12-15 riders come screaming past the feed station. I look across to the guys and declare that’s our ticket home. We sprint out of the stop and latch on to the back. 3 chaps out front are pushing 35km’s per hour and there are several riders behind them clinging on, as they eat up the miles. It’s a tough pace considering the distance already covered and the hard 125km’s we have just pushed through, but I figure we had earned our place in the group. Riders start dropping off the pace and flowing back, we drop the last group at the next feed station and there is only 7-8 of us now, we know we have lost our 4th man again, but decide to stick with the pace. We pull in at the next feed station 40km’s from Motala, we had made a promise to all finish together, so we waited.
The last 40km’s and home. The last stretch has lots of ups and downs, you ride the highway into Motola for 25kms before pulling off the main road and up probably the shortest sharpest ascent of the entire ride in Medeve. My legs are numb at this point, just pushing on. I’m incredibly uncomfortable with a stiff neck from the tense early stages of the ride, I don’t want any kind of sugary substance to pass my lips, and pretty much all I want to do is brush my teeth. (9-10 GU’s through the night will do that to you). I am out of the saddle more than I’m in it (many years of BMX and mountain biking helps) but push on back down the highway into Motala and to the finish line.

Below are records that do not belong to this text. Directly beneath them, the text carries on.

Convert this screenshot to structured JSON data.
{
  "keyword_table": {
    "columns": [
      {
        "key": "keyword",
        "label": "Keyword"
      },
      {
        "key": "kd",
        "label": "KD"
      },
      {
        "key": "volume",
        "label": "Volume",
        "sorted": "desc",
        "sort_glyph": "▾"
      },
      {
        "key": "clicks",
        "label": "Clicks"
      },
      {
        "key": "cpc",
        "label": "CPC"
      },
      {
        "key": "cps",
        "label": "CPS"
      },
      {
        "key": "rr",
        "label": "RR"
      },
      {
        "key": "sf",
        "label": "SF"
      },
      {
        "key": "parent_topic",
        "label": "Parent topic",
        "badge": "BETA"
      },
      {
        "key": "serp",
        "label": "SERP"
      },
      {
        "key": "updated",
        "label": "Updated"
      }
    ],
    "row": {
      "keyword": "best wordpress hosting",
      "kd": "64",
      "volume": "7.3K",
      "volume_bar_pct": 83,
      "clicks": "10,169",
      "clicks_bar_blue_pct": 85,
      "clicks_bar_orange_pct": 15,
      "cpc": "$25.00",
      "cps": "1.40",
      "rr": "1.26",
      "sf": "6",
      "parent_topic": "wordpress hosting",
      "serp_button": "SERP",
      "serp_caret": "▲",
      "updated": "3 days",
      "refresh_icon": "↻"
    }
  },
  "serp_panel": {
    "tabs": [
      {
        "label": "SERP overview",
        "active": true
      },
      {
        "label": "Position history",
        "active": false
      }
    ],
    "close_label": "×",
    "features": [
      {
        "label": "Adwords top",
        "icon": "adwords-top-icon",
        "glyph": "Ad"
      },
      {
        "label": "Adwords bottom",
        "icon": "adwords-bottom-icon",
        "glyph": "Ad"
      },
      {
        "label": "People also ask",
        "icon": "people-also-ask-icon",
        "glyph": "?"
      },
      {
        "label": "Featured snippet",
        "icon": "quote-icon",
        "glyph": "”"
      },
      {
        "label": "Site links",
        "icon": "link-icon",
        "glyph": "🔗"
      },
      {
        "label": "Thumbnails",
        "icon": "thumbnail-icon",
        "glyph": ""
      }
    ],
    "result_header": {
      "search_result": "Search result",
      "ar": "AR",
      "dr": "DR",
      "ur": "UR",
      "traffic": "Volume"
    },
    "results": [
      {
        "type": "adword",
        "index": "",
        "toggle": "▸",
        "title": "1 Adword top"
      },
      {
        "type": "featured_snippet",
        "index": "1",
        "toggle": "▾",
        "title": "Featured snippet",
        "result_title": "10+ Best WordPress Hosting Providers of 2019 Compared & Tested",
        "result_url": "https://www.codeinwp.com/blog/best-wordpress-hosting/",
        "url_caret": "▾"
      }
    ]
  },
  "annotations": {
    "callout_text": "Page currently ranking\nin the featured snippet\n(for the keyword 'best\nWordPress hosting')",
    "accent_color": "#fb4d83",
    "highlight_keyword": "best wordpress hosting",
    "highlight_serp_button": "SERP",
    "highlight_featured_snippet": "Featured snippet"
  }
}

The town is quiet as its around 10 am. The fence lined streets not as busy as it would likely be a little later in the day, still the 4 of us are together and we ride in congratulating each other, crossing the line in a very respectable 10 hours and 15 minutes.
Our total ride time was 9 hours and 22 minutes, resulting in an incredibly respectable 19.7 mph average overall.
Same again next year? Your damn right, but I doubt I’ll ever do it that fast again, and conditions where near perfect. Maybe there will be snow next time?
n.b. A massive thanks to Adrian Sarkies, James Causer, Ian Baker and Shane Betts for the company before during and after the ride. And to James, you where severely missed mate.